How does FIDO Fast Identity Online Work?
When users become members of a platform, application, or system that uses FIDO, the system creates cryptographic keys, so that the private password remains on the device, while the public password is registered on the online platform or system. To verify one’s identity the user demonstrates that they have the private password through a challenge such as a mathematical verification.
The private password can only be entered if the user has unlocked the local device or the hardware of the device they are using. This can be done through voice, a secure PIN inserting a second-factor device or, a fingerprint. This process protects the user’s credentials and privacy, providing more security with minimally invasive techniques. The standard does not provide data that can be used by applications and platforms to track user activity. Biometric information is also never shared, remaining on the user’s local device.

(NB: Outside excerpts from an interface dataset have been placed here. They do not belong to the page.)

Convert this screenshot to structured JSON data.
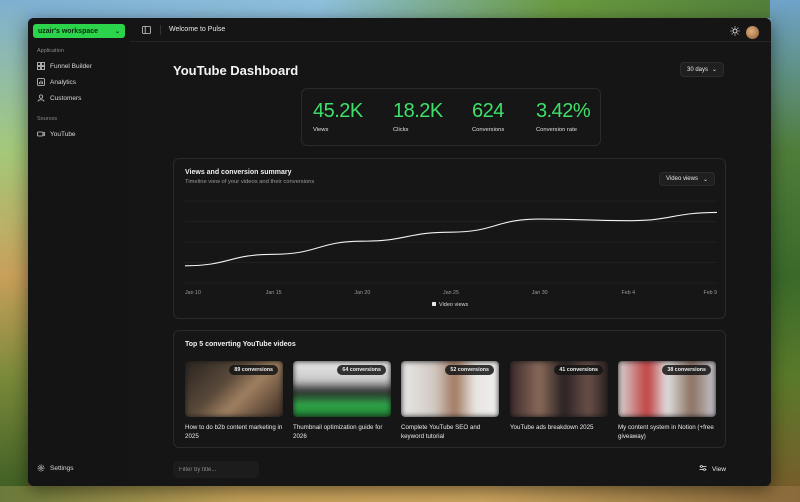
{
  "sidebar": {
    "workspace": "uzair's workspace",
    "section_application": "Application",
    "items": [
      {
        "label": "Funnel Builder",
        "icon": "funnel-builder-icon"
      },
      {
        "label": "Analytics",
        "icon": "analytics-icon"
      },
      {
        "label": "Customers",
        "icon": "user-icon"
      }
    ],
    "section_sources": "Sources",
    "sources": [
      {
        "label": "YouTube",
        "icon": "youtube-icon"
      }
    ],
    "settings": "Settings"
  },
  "topbar": {
    "heading": "Welcome to Pulse"
  },
  "dashboard": {
    "title": "YouTube Dashboard",
    "range": "30 days",
    "stats": [
      {
        "value": "45.2K",
        "label": "Views"
      },
      {
        "value": "18.2K",
        "label": "Clicks"
      },
      {
        "value": "624",
        "label": "Conversions"
      },
      {
        "value": "3.42%",
        "label": "Conversion rate"
      }
    ],
    "stat_color": "#3ee06a"
  },
  "summary": {
    "title": "Views and conversion summary",
    "subtitle": "Timeline view of your videos and their conversions",
    "metric": "Video views"
  },
  "chart_data": {
    "type": "line",
    "x": [
      "Jan 10",
      "Jan 15",
      "Jan 20",
      "Jan 25",
      "Jan 30",
      "Feb 4",
      "Feb 9"
    ],
    "series": [
      {
        "name": "Video views",
        "values": [
          0.21,
          0.35,
          0.51,
          0.62,
          0.78,
          0.76,
          0.86
        ]
      }
    ],
    "legend": "bottom-center",
    "grid": true
  },
  "top5": {
    "title": "Top 5 converting YouTube videos",
    "videos": [
      {
        "badge": "89 conversions",
        "title": "How to do b2b content marketing in 2025"
      },
      {
        "badge": "64 conversions",
        "title": "Thumbnail optimization guide for 2026"
      },
      {
        "badge": "52 conversions",
        "title": "Complete YouTube SEO and keyword tutorial"
      },
      {
        "badge": "41 conversions",
        "title": "YouTube ads breakdown 2025"
      },
      {
        "badge": "38 conversions",
        "title": "My content system in Notion (+free giveaway)"
      }
    ]
  },
  "bottombar": {
    "filter_placeholder": "Filter by title...",
    "view": "View"
  }
}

Why Use FIDO Instead of Passwords
FIDO authentication standards are based on public-key cryptography which provides authentication that is more secure than passwords. Additionally, consumers and workplaces are gaining increased security without placing time barriers on the user experience. People are finding FIDO authentication standards easier to use while platforms and applications are easier to manage. It reduces the likelihood of accounts being hacked, and reduces the likelihood that a single data breach will affect multiple systems and organizations.

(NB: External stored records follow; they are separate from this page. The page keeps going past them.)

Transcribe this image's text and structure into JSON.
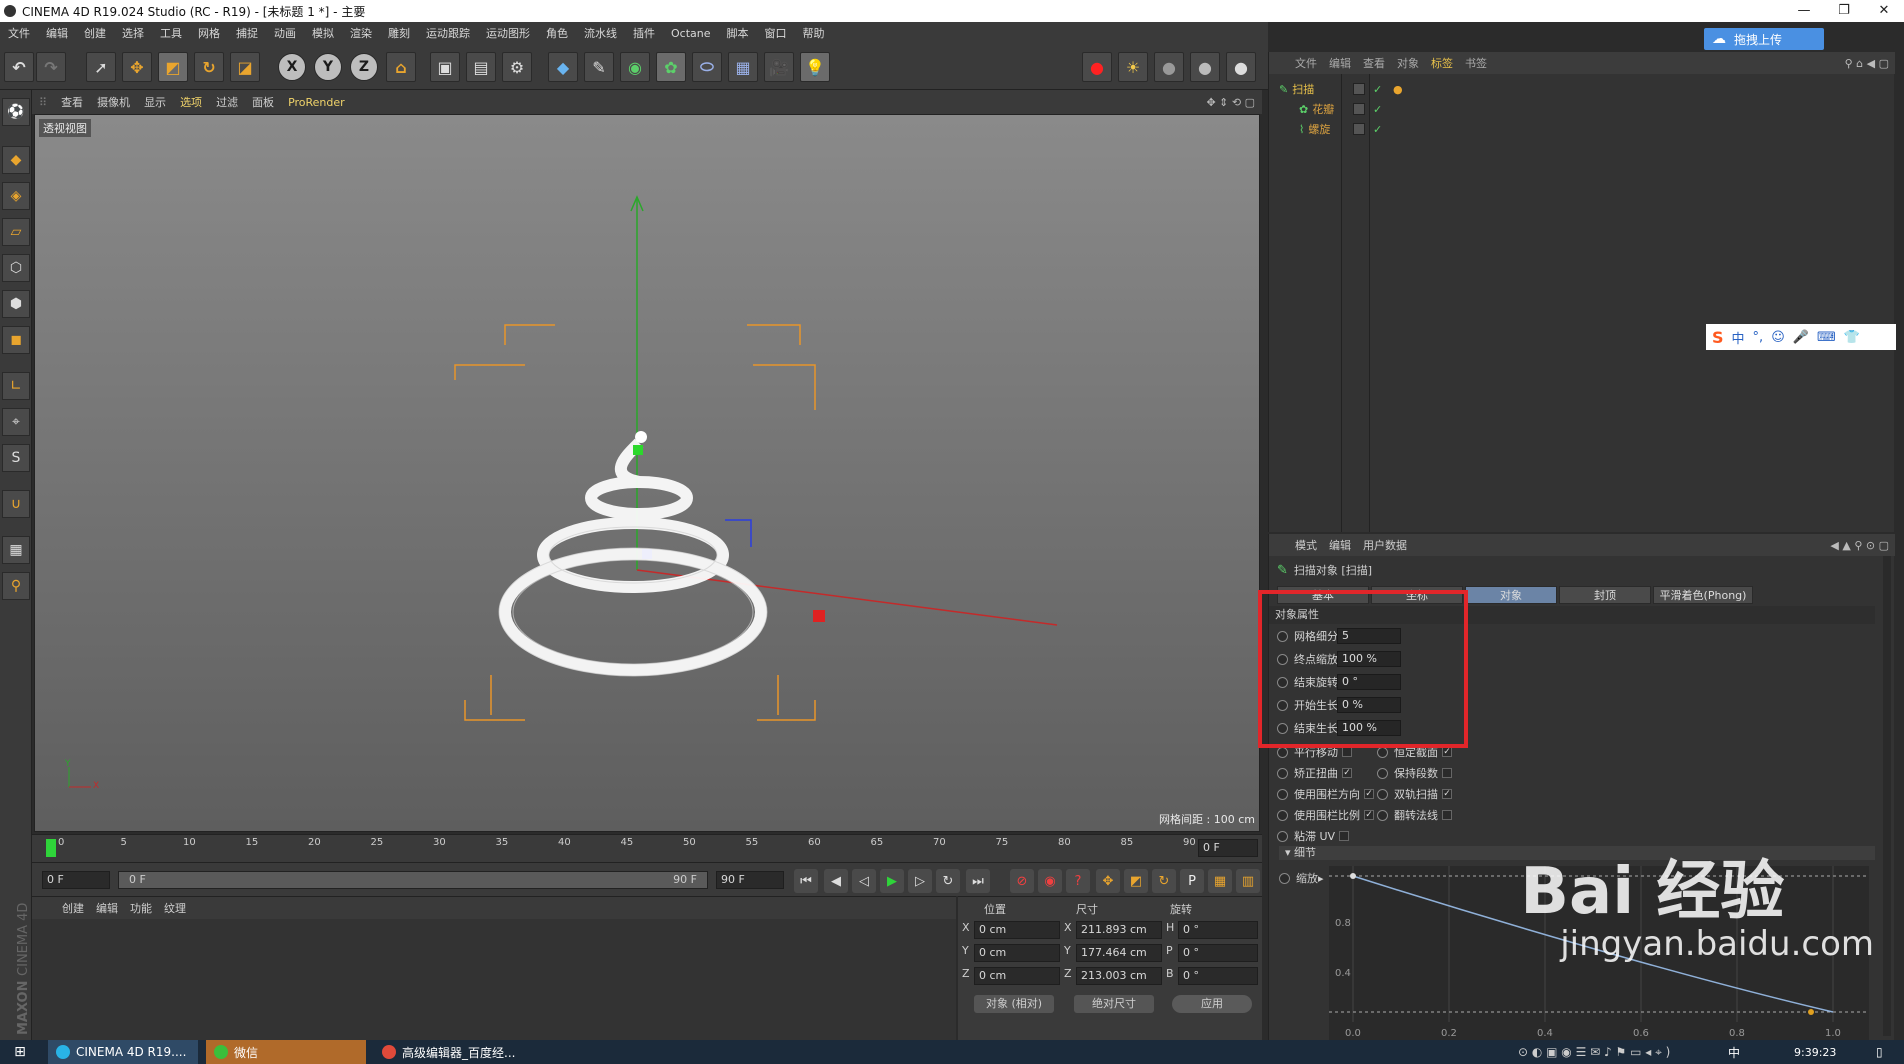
{
  "window": {
    "title": "CINEMA 4D R19.024 Studio (RC - R19) - [未标题 1 *] - 主要",
    "controls": [
      "—",
      "❐",
      "✕"
    ]
  },
  "menu": [
    "文件",
    "编辑",
    "创建",
    "选择",
    "工具",
    "网格",
    "捕捉",
    "动画",
    "模拟",
    "渲染",
    "雕刻",
    "运动跟踪",
    "运动图形",
    "角色",
    "流水线",
    "插件",
    "Octane",
    "脚本",
    "窗口",
    "帮助"
  ],
  "viewport": {
    "menu": [
      "查看",
      "摄像机",
      "显示",
      "选项",
      "过滤",
      "面板",
      "ProRender"
    ],
    "label": "透视视图",
    "grid_label": "网格间距 : 100 cm",
    "axis_y": "Y",
    "axis_x": "X"
  },
  "timeline": {
    "ticks": [
      "0",
      "5",
      "10",
      "15",
      "20",
      "25",
      "30",
      "35",
      "40",
      "45",
      "50",
      "55",
      "60",
      "65",
      "70",
      "75",
      "80",
      "85",
      "90"
    ],
    "current_frame": "0 F",
    "start_field": "0 F",
    "range_start": "0 F",
    "range_end": "90 F",
    "end_field": "90 F"
  },
  "material": {
    "menu": [
      "创建",
      "编辑",
      "功能",
      "纹理"
    ],
    "brand1": "MAXON",
    "brand2": "CINEMA 4D"
  },
  "coord": {
    "headers": [
      "位置",
      "尺寸",
      "旋转"
    ],
    "rows": [
      {
        "axis": "X",
        "pos": "0 cm",
        "size_axis": "X",
        "size": "211.893 cm",
        "rot_axis": "H",
        "rot": "0 °"
      },
      {
        "axis": "Y",
        "pos": "0 cm",
        "size_axis": "Y",
        "size": "177.464 cm",
        "rot_axis": "P",
        "rot": "0 °"
      },
      {
        "axis": "Z",
        "pos": "0 cm",
        "size_axis": "Z",
        "size": "213.003 cm",
        "rot_axis": "B",
        "rot": "0 °"
      }
    ],
    "mode_left": "对象 (相对)",
    "mode_right": "绝对尺寸",
    "apply": "应用"
  },
  "object_manager": {
    "menu": [
      "文件",
      "编辑",
      "查看",
      "对象",
      "标签",
      "书签"
    ],
    "active_menu": "标签",
    "objects": [
      {
        "name": "扫描",
        "color": "#e7c04a"
      },
      {
        "name": "花瓣",
        "color": "#d8a040"
      },
      {
        "name": "螺旋",
        "color": "#d8a040"
      }
    ]
  },
  "attribute_manager": {
    "menu": [
      "模式",
      "编辑",
      "用户数据"
    ],
    "object_title": "扫描对象 [扫描]",
    "tabs": [
      "基本",
      "坐标",
      "对象",
      "封顶",
      "平滑着色(Phong)"
    ],
    "active_tab": "对象",
    "section": "对象属性",
    "params": [
      {
        "label": "网格细分",
        "value": "5"
      },
      {
        "label": "终点缩放",
        "value": "100 %"
      },
      {
        "label": "结束旋转",
        "value": "0 °"
      },
      {
        "label": "开始生长",
        "value": "0 %"
      },
      {
        "label": "结束生长",
        "value": "100 %"
      }
    ],
    "checks_left": [
      {
        "label": "平行移动",
        "checked": false
      },
      {
        "label": "矫正扭曲",
        "checked": true
      },
      {
        "label": "使用围栏方向",
        "checked": true
      },
      {
        "label": "使用围栏比例",
        "checked": true
      },
      {
        "label": "粘滞 UV",
        "checked": false
      }
    ],
    "checks_right": [
      {
        "label": "恒定截面",
        "checked": true
      },
      {
        "label": "保持段数",
        "checked": false
      },
      {
        "label": "双轨扫描",
        "checked": true
      },
      {
        "label": "翻转法线",
        "checked": false
      }
    ],
    "details_label": "细节",
    "scale_label": "缩放",
    "graph_y": [
      "0.8",
      "0.4"
    ],
    "graph_x": [
      "0.0",
      "0.2",
      "0.4",
      "0.6",
      "0.8",
      "1.0"
    ]
  },
  "overlay": {
    "upload": "拖拽上传",
    "watermark_main": "Bai 经验",
    "watermark_sub": "jingyan.baidu.com",
    "ime": "中"
  },
  "taskbar": {
    "items": [
      "CINEMA 4D R19....",
      "微信",
      "高级编辑器_百度经..."
    ],
    "clock": "9:39:23",
    "lang": "中"
  }
}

FIDO Alliance Members
The FIDO alliance members are comprised of technology leaders from around the world including the government, healthcare companies, telecommunications companies, and corporations. The alliance is driven by the mission to find alternatives to passwords and reduce reliance on their usage. These diverse partners work together to develop common standards, collaborate on establishing best practices for FIDO authentication, and generating global awareness of the benefits of adhering to FIDO standards. A full list of board-level members, sponsor level members, government members, and associate level members is available on the Fido Alliance’s website.
To meet FIDO standard requirements, authentication providers are required to be certified in at least one of the three certification levels. Currently, those three levels are level 1 and 1+, level 2 and 2 +, and level 3 and 3+. At each successive level, the requirements build from the previous level. Therefore, level 2 must meet the requirements for level 1 in addition to unique requirements. For example, level 1 FIDO authenticators must defend against phishing plus server credential breaches. Level 2 must meet all level 1 requirements as well as defend against device OS compromise.

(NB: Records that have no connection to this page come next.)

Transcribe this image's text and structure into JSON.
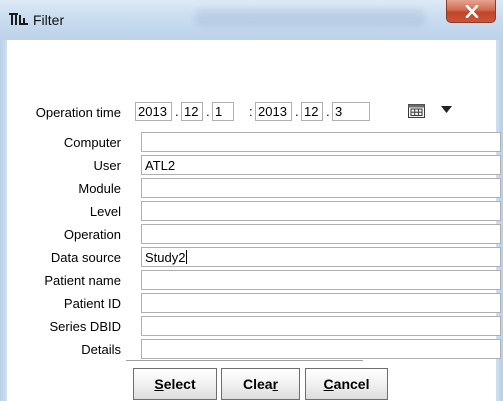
{
  "window": {
    "title": "Filter",
    "icon": "pmod-logo-icon",
    "close_icon": "close-icon"
  },
  "operation_time": {
    "label": "Operation time",
    "from": {
      "year": "2013",
      "month": "12",
      "day": "1"
    },
    "to": {
      "year": "2013",
      "month": "12",
      "day": "3"
    },
    "date_separator": ".",
    "range_separator": ":",
    "calendar_icon": "calendar-icon",
    "dropdown_icon": "triangle-down-icon"
  },
  "fields": [
    {
      "label": "Computer",
      "value": ""
    },
    {
      "label": "User",
      "value": "ATL2"
    },
    {
      "label": "Module",
      "value": ""
    },
    {
      "label": "Level",
      "value": ""
    },
    {
      "label": "Operation",
      "value": ""
    },
    {
      "label": "Data source",
      "value": "Study2"
    },
    {
      "label": "Patient name",
      "value": ""
    },
    {
      "label": "Patient ID",
      "value": ""
    },
    {
      "label": "Series DBID",
      "value": ""
    },
    {
      "label": "Details",
      "value": ""
    }
  ],
  "buttons": {
    "select": {
      "label_mnemonic": "S",
      "label_rest": "elect"
    },
    "clear": {
      "label_start": "Clea",
      "label_mnemonic": "r",
      "label_rest": ""
    },
    "cancel": {
      "label_mnemonic": "C",
      "label_rest": "ancel"
    }
  },
  "colors": {
    "titlebar": "#c9dcf0",
    "close_button": "#c9573a",
    "field_border": "#b0b0b0"
  }
}
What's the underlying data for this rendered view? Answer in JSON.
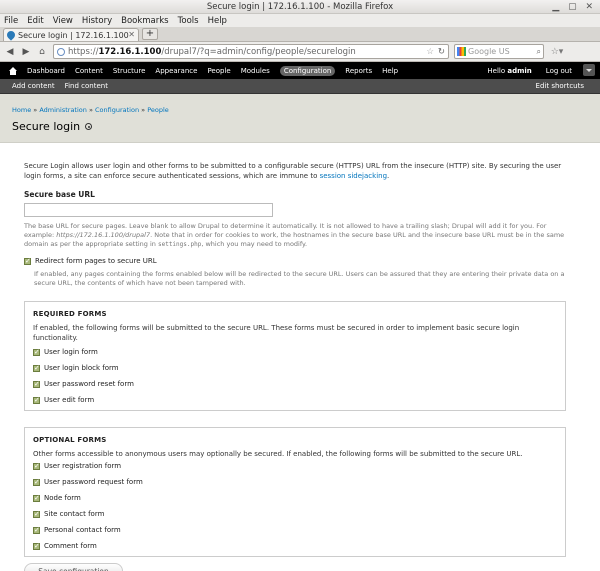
{
  "window": {
    "title": "Secure login | 172.16.1.100 - Mozilla Firefox"
  },
  "menubar": {
    "items": [
      "File",
      "Edit",
      "View",
      "History",
      "Bookmarks",
      "Tools",
      "Help"
    ]
  },
  "tabs": [
    {
      "label": "Secure login | 172.16.1.100"
    }
  ],
  "newtab_label": "+",
  "urlbar": {
    "scheme": "https://",
    "host": "172.16.1.100",
    "path": "/drupal7/?q=admin/config/people/securelogin"
  },
  "search": {
    "placeholder": "Google US"
  },
  "toolbar": {
    "nav": [
      "Dashboard",
      "Content",
      "Structure",
      "Appearance",
      "People",
      "Modules",
      "Configuration",
      "Reports",
      "Help"
    ],
    "active": "Configuration",
    "hello_prefix": "Hello ",
    "user": "admin",
    "logout": "Log out"
  },
  "shortcuts": {
    "items": [
      "Add content",
      "Find content"
    ],
    "edit": "Edit shortcuts"
  },
  "breadcrumb": [
    "Home",
    "Administration",
    "Configuration",
    "People"
  ],
  "breadcrumb_sep": " » ",
  "page_title": "Secure login",
  "intro": {
    "text": "Secure Login allows user login and other forms to be submitted to a configurable secure (HTTPS) URL from the insecure (HTTP) site. By securing the user login forms, a site can enforce secure authenticated sessions, which are immune to ",
    "link": "session sidejacking",
    "end": "."
  },
  "base_url": {
    "label": "Secure base URL",
    "value": "",
    "desc_a": "The base URL for secure pages. Leave blank to allow Drupal to determine it automatically. It is not allowed to have a trailing slash; Drupal will add it for you. For example: ",
    "desc_example": "https://172.16.1.100/drupal7",
    "desc_b": ". Note that in order for cookies to work, the hostnames in the secure base URL and the insecure base URL must be in the same domain as per the appropriate setting in ",
    "desc_code": "settings.php",
    "desc_c": ", which you may need to modify."
  },
  "redirect": {
    "label": "Redirect form pages to secure URL",
    "checked": true,
    "desc": "If enabled, any pages containing the forms enabled below will be redirected to the secure URL. Users can be assured that they are entering their private data on a secure URL, the contents of which have not been tampered with."
  },
  "required_forms": {
    "title": "REQUIRED FORMS",
    "desc": "If enabled, the following forms will be submitted to the secure URL. These forms must be secured in order to implement basic secure login functionality.",
    "items": [
      "User login form",
      "User login block form",
      "User password reset form",
      "User edit form"
    ]
  },
  "optional_forms": {
    "title": "OPTIONAL FORMS",
    "desc": "Other forms accessible to anonymous users may optionally be secured. If enabled, the following forms will be submitted to the secure URL.",
    "items": [
      "User registration form",
      "User password request form",
      "Node form",
      "Site contact form",
      "Personal contact form",
      "Comment form"
    ]
  },
  "save_label": "Save configuration"
}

The FIDO alliance is currently working on software and hardware requirements for additional levels beyond level 3+. There is a stringent process by which vendors can demonstrate if their implementation of FIDO standards meets the FIDO authenticator requirements. At the end of the process, qualified vendors can receive a FIDO certification.
The Benefits of FIDO Authentication
The pros of FIDO are that it provides strong security, has a range of secure recovery options, and is resistant to phishing attacks. Fido passwordless authentication is secure because it cannot be redirected or intercepted due to the challenge and security key requirements. FIDO also allows users to register multiple devices on the service provider that they work with. Finally, phishing attacks are ineffective since they are sent through a URL link or e-mail attachment and FIDO enabled tools and keys only work with the URLs that the user has registered. Some have suggested that adopting FIDO authentication may be costly and going through the process wastes time. However, the benefits that are gained in terms of security as opposed to traditional passwords authentication is a game-changer.